The storm tore through more than 5,000 miles of ocean, ravaging the Caribbean before it reached the United States on Sunday. But for Florida, a place that had been bracing for a generational tempest that many feared would forever change their beloved coastline, it was the last 100 miles of its overseas trek that mattered most.
For days, meteorologists had guessed that the storm would plod west, then veer north and slam into the state's southeast corner near Miami. The forecast cone had at one point predicted Irma would strike Miami Beach, bringing 150-mph winds and a 10-foot storm surge to a city that sometimes floods after summer showers. There were unceasing comparisons to Andrew, the 1992 hurricane that caused billions of dollars in damage and killed dozens in South Florida.
"Leave now," Gov. Rick Scott (R) had pleaded with the region's residents as they packed up cars, boarded up windows and said goodbye to homes they knew might not exist when they returned.
Irma, though, kept churning west — past the South Beach condos, past the Miami high-rises, past Biscayne Bay — until, due south of the Sunshine State's famous Keys, it finally turned through them. It spared one coast that had been awaiting devastation and devastated another coast that had been awaiting not much at all.
In Immokalee, Pierre, a disabled Haitian farmworker, had anticipated that the hurricane would have so little impact on his town that he and his wife, Barbara, tried riding it out in their mobile home.
"We were here until we saw the tree fall down on the front porch," she said, recalling that they immediately left, in the middle of the storm, to walk — "no, run" — to the high school that served as an emergency storm shelter.

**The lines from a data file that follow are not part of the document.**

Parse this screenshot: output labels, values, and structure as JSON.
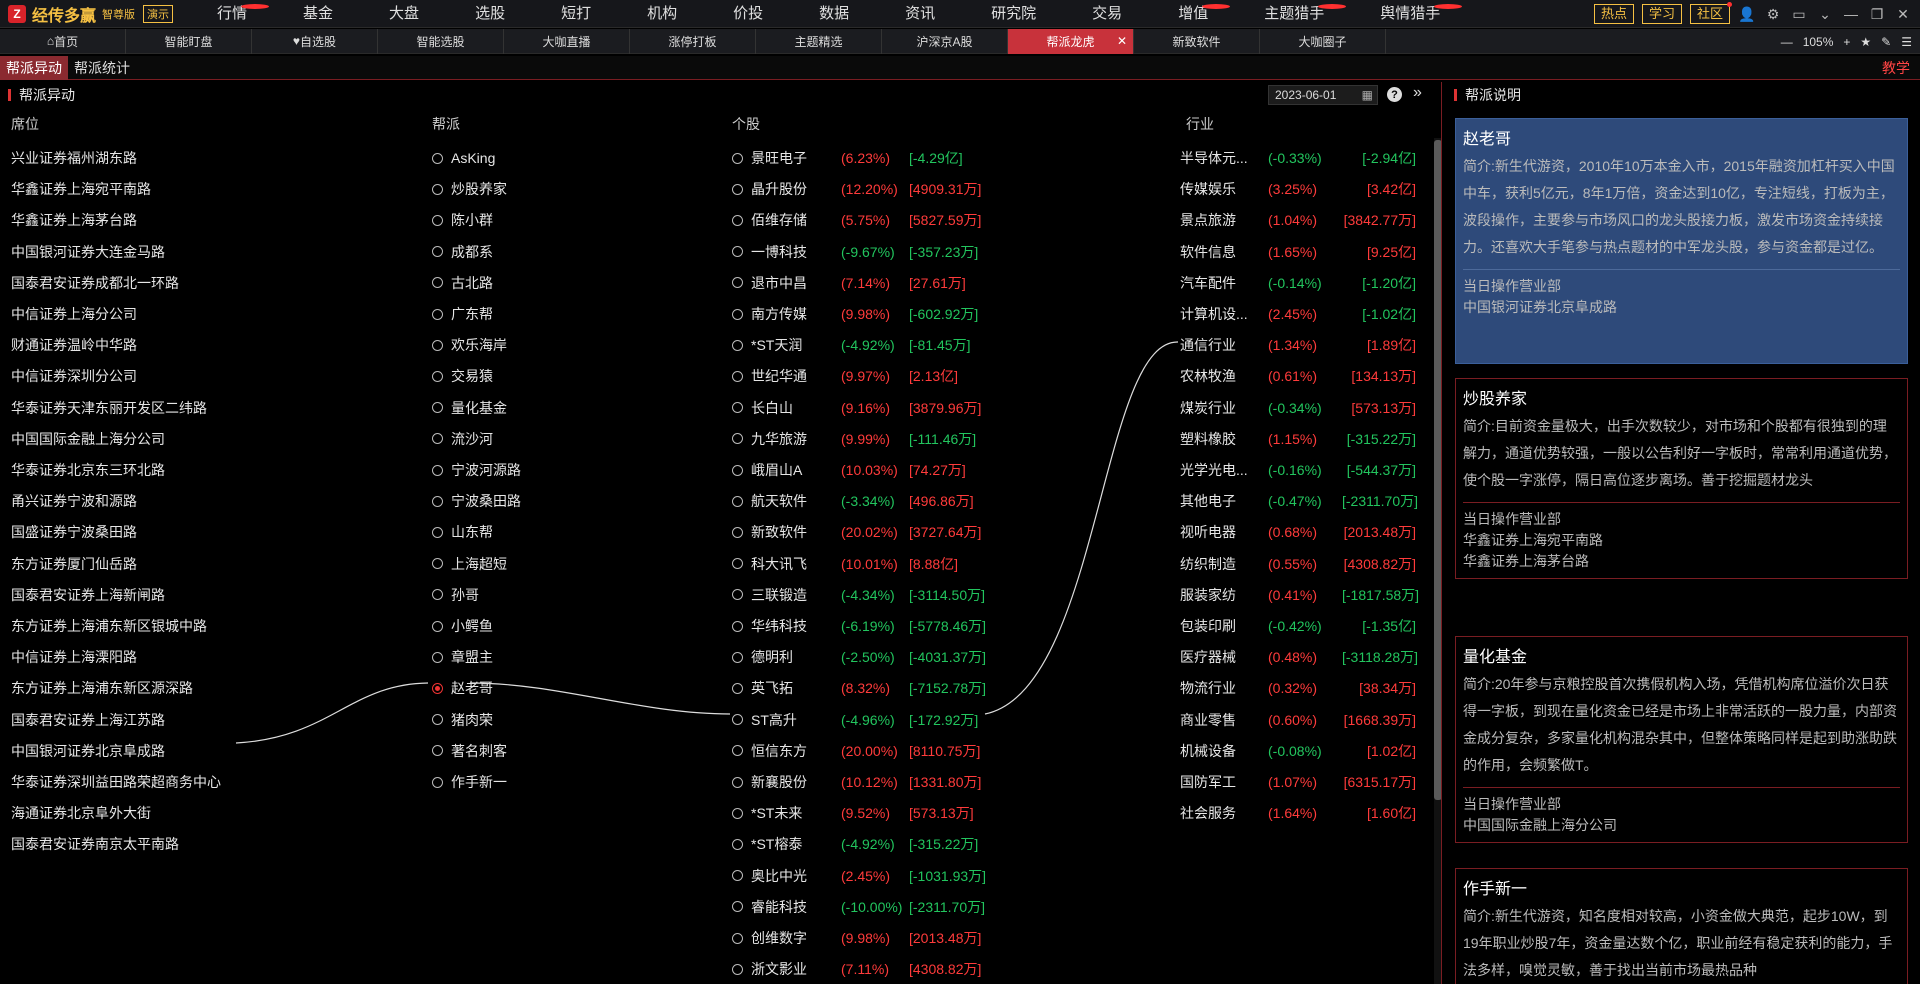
{
  "topbar": {
    "logo": "经传多赢",
    "edition": "智尊版",
    "demo": "演示",
    "menu": [
      {
        "label": "行情",
        "dot": true
      },
      {
        "label": "基金"
      },
      {
        "label": "大盘"
      },
      {
        "label": "选股"
      },
      {
        "label": "短打"
      },
      {
        "label": "机构"
      },
      {
        "label": "价投"
      },
      {
        "label": "数据"
      },
      {
        "label": "资讯"
      },
      {
        "label": "研究院"
      },
      {
        "label": "交易"
      },
      {
        "label": "增值",
        "dot": true
      },
      {
        "label": "主题猎手",
        "dot": true,
        "hl": true
      },
      {
        "label": "舆情猎手",
        "dot": true,
        "hl": true
      }
    ],
    "right": [
      "热点",
      "学习",
      "社区"
    ]
  },
  "tabs": [
    "首页",
    "智能盯盘",
    "自选股",
    "智能选股",
    "大咖直播",
    "涨停打板",
    "主题精选",
    "沪深京A股",
    "帮派龙虎",
    "新致软件",
    "大咖圈子"
  ],
  "active_tab": "帮派龙虎",
  "zoom": "105%",
  "subtabs": [
    "帮派异动",
    "帮派统计"
  ],
  "teach": "教学",
  "panel_title": "帮派异动",
  "date": "2023-06-01",
  "right_title": "帮派说明",
  "columns": {
    "seat": "席位",
    "gang": "帮派",
    "stock": "个股",
    "industry": "行业"
  },
  "seats": [
    "兴业证券福州湖东路",
    "华鑫证券上海宛平南路",
    "华鑫证券上海茅台路",
    "中国银河证券大连金马路",
    "国泰君安证券成都北一环路",
    "中信证券上海分公司",
    "财通证券温岭中华路",
    "中信证券深圳分公司",
    "华泰证券天津东丽开发区二纬路",
    "中国国际金融上海分公司",
    "华泰证券北京东三环北路",
    "甬兴证券宁波和源路",
    "国盛证券宁波桑田路",
    "东方证券厦门仙岳路",
    "国泰君安证券上海新闸路",
    "东方证券上海浦东新区银城中路",
    "中信证券上海溧阳路",
    "东方证券上海浦东新区源深路",
    "国泰君安证券上海江苏路",
    "中国银河证券北京阜成路",
    "华泰证券深圳益田路荣超商务中心",
    "海通证券北京阜外大街",
    "国泰君安证券南京太平南路"
  ],
  "gangs": [
    "AsKing",
    "炒股养家",
    "陈小群",
    "成都系",
    "古北路",
    "广东帮",
    "欢乐海岸",
    "交易猿",
    "量化基金",
    "流沙河",
    "宁波河源路",
    "宁波桑田路",
    "山东帮",
    "上海超短",
    "孙哥",
    "小鳄鱼",
    "章盟主",
    "赵老哥",
    "猪肉荣",
    "著名刺客",
    "作手新一"
  ],
  "selected_gang": "赵老哥",
  "stocks": [
    {
      "name": "景旺电子",
      "pct": "(6.23%)",
      "amt": "[-4.29亿]",
      "pu": true,
      "au": false
    },
    {
      "name": "晶升股份",
      "pct": "(12.20%)",
      "amt": "[4909.31万]",
      "pu": true,
      "au": true
    },
    {
      "name": "佰维存储",
      "pct": "(5.75%)",
      "amt": "[5827.59万]",
      "pu": true,
      "au": true
    },
    {
      "name": "一博科技",
      "pct": "(-9.67%)",
      "amt": "[-357.23万]",
      "pu": false,
      "au": false
    },
    {
      "name": "退市中昌",
      "pct": "(7.14%)",
      "amt": "[27.61万]",
      "pu": true,
      "au": true
    },
    {
      "name": "南方传媒",
      "pct": "(9.98%)",
      "amt": "[-602.92万]",
      "pu": true,
      "au": false
    },
    {
      "name": "*ST天润",
      "pct": "(-4.92%)",
      "amt": "[-81.45万]",
      "pu": false,
      "au": false
    },
    {
      "name": "世纪华通",
      "pct": "(9.97%)",
      "amt": "[2.13亿]",
      "pu": true,
      "au": true
    },
    {
      "name": "长白山",
      "pct": "(9.16%)",
      "amt": "[3879.96万]",
      "pu": true,
      "au": true
    },
    {
      "name": "九华旅游",
      "pct": "(9.99%)",
      "amt": "[-111.46万]",
      "pu": true,
      "au": false
    },
    {
      "name": "峨眉山A",
      "pct": "(10.03%)",
      "amt": "[74.27万]",
      "pu": true,
      "au": true
    },
    {
      "name": "航天软件",
      "pct": "(-3.34%)",
      "amt": "[496.86万]",
      "pu": false,
      "au": true
    },
    {
      "name": "新致软件",
      "pct": "(20.02%)",
      "amt": "[3727.64万]",
      "pu": true,
      "au": true
    },
    {
      "name": "科大讯飞",
      "pct": "(10.01%)",
      "amt": "[8.88亿]",
      "pu": true,
      "au": true
    },
    {
      "name": "三联锻造",
      "pct": "(-4.34%)",
      "amt": "[-3114.50万]",
      "pu": false,
      "au": false
    },
    {
      "name": "华纬科技",
      "pct": "(-6.19%)",
      "amt": "[-5778.46万]",
      "pu": false,
      "au": false
    },
    {
      "name": "德明利",
      "pct": "(-2.50%)",
      "amt": "[-4031.37万]",
      "pu": false,
      "au": false
    },
    {
      "name": "英飞拓",
      "pct": "(8.32%)",
      "amt": "[-7152.78万]",
      "pu": true,
      "au": false
    },
    {
      "name": "ST高升",
      "pct": "(-4.96%)",
      "amt": "[-172.92万]",
      "pu": false,
      "au": false
    },
    {
      "name": "恒信东方",
      "pct": "(20.00%)",
      "amt": "[8110.75万]",
      "pu": true,
      "au": true
    },
    {
      "name": "新襄股份",
      "pct": "(10.12%)",
      "amt": "[1331.80万]",
      "pu": true,
      "au": true
    },
    {
      "name": "*ST未来",
      "pct": "(9.52%)",
      "amt": "[573.13万]",
      "pu": true,
      "au": true
    },
    {
      "name": "*ST榕泰",
      "pct": "(-4.92%)",
      "amt": "[-315.22万]",
      "pu": false,
      "au": false
    },
    {
      "name": "奥比中光",
      "pct": "(2.45%)",
      "amt": "[-1031.93万]",
      "pu": true,
      "au": false
    },
    {
      "name": "睿能科技",
      "pct": "(-10.00%)",
      "amt": "[-2311.70万]",
      "pu": false,
      "au": false
    },
    {
      "name": "创维数字",
      "pct": "(9.98%)",
      "amt": "[2013.48万]",
      "pu": true,
      "au": true
    },
    {
      "name": "浙文影业",
      "pct": "(7.11%)",
      "amt": "[4308.82万]",
      "pu": true,
      "au": true
    }
  ],
  "industries": [
    {
      "name": "半导体元...",
      "pct": "(-0.33%)",
      "amt": "[-2.94亿]",
      "pu": false,
      "au": false
    },
    {
      "name": "传媒娱乐",
      "pct": "(3.25%)",
      "amt": "[3.42亿]",
      "pu": true,
      "au": true
    },
    {
      "name": "景点旅游",
      "pct": "(1.04%)",
      "amt": "[3842.77万]",
      "pu": true,
      "au": true
    },
    {
      "name": "软件信息",
      "pct": "(1.65%)",
      "amt": "[9.25亿]",
      "pu": true,
      "au": true
    },
    {
      "name": "汽车配件",
      "pct": "(-0.14%)",
      "amt": "[-1.20亿]",
      "pu": false,
      "au": false
    },
    {
      "name": "计算机设...",
      "pct": "(2.45%)",
      "amt": "[-1.02亿]",
      "pu": true,
      "au": false
    },
    {
      "name": "通信行业",
      "pct": "(1.34%)",
      "amt": "[1.89亿]",
      "pu": true,
      "au": true
    },
    {
      "name": "农林牧渔",
      "pct": "(0.61%)",
      "amt": "[134.13万]",
      "pu": true,
      "au": true
    },
    {
      "name": "煤炭行业",
      "pct": "(-0.34%)",
      "amt": "[573.13万]",
      "pu": false,
      "au": true
    },
    {
      "name": "塑料橡胶",
      "pct": "(1.15%)",
      "amt": "[-315.22万]",
      "pu": true,
      "au": false
    },
    {
      "name": "光学光电...",
      "pct": "(-0.16%)",
      "amt": "[-544.37万]",
      "pu": false,
      "au": false
    },
    {
      "name": "其他电子",
      "pct": "(-0.47%)",
      "amt": "[-2311.70万]",
      "pu": false,
      "au": false
    },
    {
      "name": "视听电器",
      "pct": "(0.68%)",
      "amt": "[2013.48万]",
      "pu": true,
      "au": true
    },
    {
      "name": "纺织制造",
      "pct": "(0.55%)",
      "amt": "[4308.82万]",
      "pu": true,
      "au": true
    },
    {
      "name": "服装家纺",
      "pct": "(0.41%)",
      "amt": "[-1817.58万]",
      "pu": true,
      "au": false
    },
    {
      "name": "包装印刷",
      "pct": "(-0.42%)",
      "amt": "[-1.35亿]",
      "pu": false,
      "au": false
    },
    {
      "name": "医疗器械",
      "pct": "(0.48%)",
      "amt": "[-3118.28万]",
      "pu": true,
      "au": false
    },
    {
      "name": "物流行业",
      "pct": "(0.32%)",
      "amt": "[38.34万]",
      "pu": true,
      "au": true
    },
    {
      "name": "商业零售",
      "pct": "(0.60%)",
      "amt": "[1668.39万]",
      "pu": true,
      "au": true
    },
    {
      "name": "机械设备",
      "pct": "(-0.08%)",
      "amt": "[1.02亿]",
      "pu": false,
      "au": true
    },
    {
      "name": "国防军工",
      "pct": "(1.07%)",
      "amt": "[6315.17万]",
      "pu": true,
      "au": true
    },
    {
      "name": "社会服务",
      "pct": "(1.64%)",
      "amt": "[1.60亿]",
      "pu": true,
      "au": true
    }
  ],
  "cards": [
    {
      "title": "赵老哥",
      "desc": "简介:新生代游资，2010年10万本金入市，2015年融资加杠杆买入中国中车，获利5亿元，8年1万倍，资金达到10亿，专注短线，打板为主，波段操作，主要参与市场风口的龙头股接力板，激发市场资金持续接力。还喜欢大手笔参与热点题材的中军龙头股，参与资金都是过亿。",
      "label": "当日操作营业部",
      "value": "中国银河证券北京阜成路"
    },
    {
      "title": "炒股养家",
      "desc": "简介:目前资金量极大，出手次数较少，对市场和个股都有很独到的理解力，通道优势较强，一般以公告利好一字板时，常常利用通道优势，使个股一字涨停，隔日高位逐步离场。善于挖掘题材龙头",
      "label": "当日操作营业部",
      "value": "华鑫证券上海宛平南路\n华鑫证券上海茅台路"
    },
    {
      "title": "量化基金",
      "desc": "简介:20年参与京粮控股首次携假机构入场，凭借机构席位溢价次日获得一字板，到现在量化资金已经是市场上非常活跃的一股力量，内部资金成分复杂，多家量化机构混杂其中，但整体策略同样是起到助涨助跌的作用，会频繁做T。",
      "label": "当日操作营业部",
      "value": "中国国际金融上海分公司"
    },
    {
      "title": "作手新一",
      "desc": "简介:新生代游资，知名度相对较高，小资金做大典范，起步10W，到19年职业炒股7年，资金量达数个亿，职业前经有稳定获利的能力，手法多样，嗅觉灵敏，善于找出当前市场最热品种",
      "label": "",
      "value": ""
    }
  ]
}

Down the street on Monday, Petrona Nunez, 24, held her toddler's hand as she watched her husband, father and brother prop up a wobbly ladder to staple plastic sheets over the top and end of the mobile home where they've lived for more than a decade.
She works for the Florida Department of Agriculture, but the rest of her family members have manual labor jobs. Someone offered them a free night in a hotel, but after that, Nunez said, "we'll just have to save up our money and fix it, I guess — if they let us fix it."
They have no insurance.
That was the feeling of despair that, 112 miles away, Kat Suarez and her family had expected to face when they returned to their mobile home on Florida's Atlantic Coast on Monday.
There, amid the yellow and turquoise of Miami's Royal Duke trailer park, Suarez, 24, had shared her dearest memories — all those barbecues and birthdays, all with neighbors she considered friends. Her blue two-bedroom home had survived Andrew, Katrina and Wilma, but Irma felt like something different. It was just so big, so menacing.
Before landfall, she and her mom, sister and nephews packed up their clothes and Social Security cards and birth certificates and fled to her brother's home nearby.
As the lights flickered and a lamp post outside quivered, they grew more and more nervous that their own home wouldn't survive.
But then the wind seemed to subside and the rain let up, so they anxiously decided to race back. The yard was cluttered with branches, and a tree had toppled onto the roof — but their home was still standing.
In fact, all of the homes in the park — the community they'd cared for over so many years — were still standing, and because so many people there hadn't believed that was possible, no one seemed to mind the demolished patios or that the power was knocked out and could take days to restore.
Monday, as it turned out, was a day for celebration at Royal Duke.
Suarez and her family cooked Honduran food — beans, cheese and a flatbread called baleada — in pans atop a grill for their neighbors. Nearby, children pedaled around on bikes as men cracked open coconuts with machetes for those helping to clean up the mess.
People smiled as they chatted in Spanish about their good fortune. A few laughed.
And Suarez stared at her home, the one with white trim that her family had lived in since before she was born.
"I didn't think it was going to be here when we got back," she said. But it was, and on Monday night, she and her family were moving back in.
Stein reported from Miami, and Cox reported from Washington.